**Records for this task**
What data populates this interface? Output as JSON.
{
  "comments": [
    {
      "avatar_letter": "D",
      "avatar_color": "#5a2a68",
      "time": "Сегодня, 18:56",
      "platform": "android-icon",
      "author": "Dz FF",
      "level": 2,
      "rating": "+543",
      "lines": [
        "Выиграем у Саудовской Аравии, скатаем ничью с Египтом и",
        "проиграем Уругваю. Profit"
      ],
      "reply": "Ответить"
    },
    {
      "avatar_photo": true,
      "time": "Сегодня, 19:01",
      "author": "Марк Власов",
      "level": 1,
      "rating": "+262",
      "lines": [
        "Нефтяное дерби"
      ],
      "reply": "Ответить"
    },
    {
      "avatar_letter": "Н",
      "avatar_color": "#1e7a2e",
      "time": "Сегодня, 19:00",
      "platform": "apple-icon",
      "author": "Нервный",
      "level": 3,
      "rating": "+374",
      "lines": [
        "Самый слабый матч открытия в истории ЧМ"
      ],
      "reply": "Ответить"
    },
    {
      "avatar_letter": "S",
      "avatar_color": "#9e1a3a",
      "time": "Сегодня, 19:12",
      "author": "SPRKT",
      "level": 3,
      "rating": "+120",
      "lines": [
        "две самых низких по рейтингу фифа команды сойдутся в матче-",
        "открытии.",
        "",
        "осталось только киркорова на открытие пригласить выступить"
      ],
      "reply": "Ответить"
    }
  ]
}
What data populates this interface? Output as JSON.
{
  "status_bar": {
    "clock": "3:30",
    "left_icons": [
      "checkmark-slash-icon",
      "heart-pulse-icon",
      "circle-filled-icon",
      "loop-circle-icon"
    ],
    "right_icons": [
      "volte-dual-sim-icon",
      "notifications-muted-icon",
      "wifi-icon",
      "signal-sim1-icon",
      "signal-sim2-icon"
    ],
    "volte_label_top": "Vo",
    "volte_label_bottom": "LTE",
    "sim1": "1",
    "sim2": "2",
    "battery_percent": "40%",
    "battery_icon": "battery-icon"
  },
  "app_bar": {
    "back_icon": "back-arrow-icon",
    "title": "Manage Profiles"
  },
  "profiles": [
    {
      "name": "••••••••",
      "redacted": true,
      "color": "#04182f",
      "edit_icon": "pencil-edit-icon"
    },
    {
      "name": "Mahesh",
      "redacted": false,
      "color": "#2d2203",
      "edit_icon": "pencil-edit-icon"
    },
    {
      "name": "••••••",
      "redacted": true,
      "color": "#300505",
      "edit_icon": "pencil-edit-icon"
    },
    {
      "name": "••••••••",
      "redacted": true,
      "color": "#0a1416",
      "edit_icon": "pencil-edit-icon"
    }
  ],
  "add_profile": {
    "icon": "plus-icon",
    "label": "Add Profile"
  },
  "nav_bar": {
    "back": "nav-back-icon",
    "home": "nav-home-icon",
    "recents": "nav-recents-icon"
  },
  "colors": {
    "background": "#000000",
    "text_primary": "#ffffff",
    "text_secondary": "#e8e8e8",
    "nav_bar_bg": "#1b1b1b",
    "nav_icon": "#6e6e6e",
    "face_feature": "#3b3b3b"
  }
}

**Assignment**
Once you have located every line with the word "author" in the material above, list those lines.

**Response**
      "author": "Dz FF",
      "author": "Марк Власов",
      "author": "Нервный",
      "author": "SPRKT",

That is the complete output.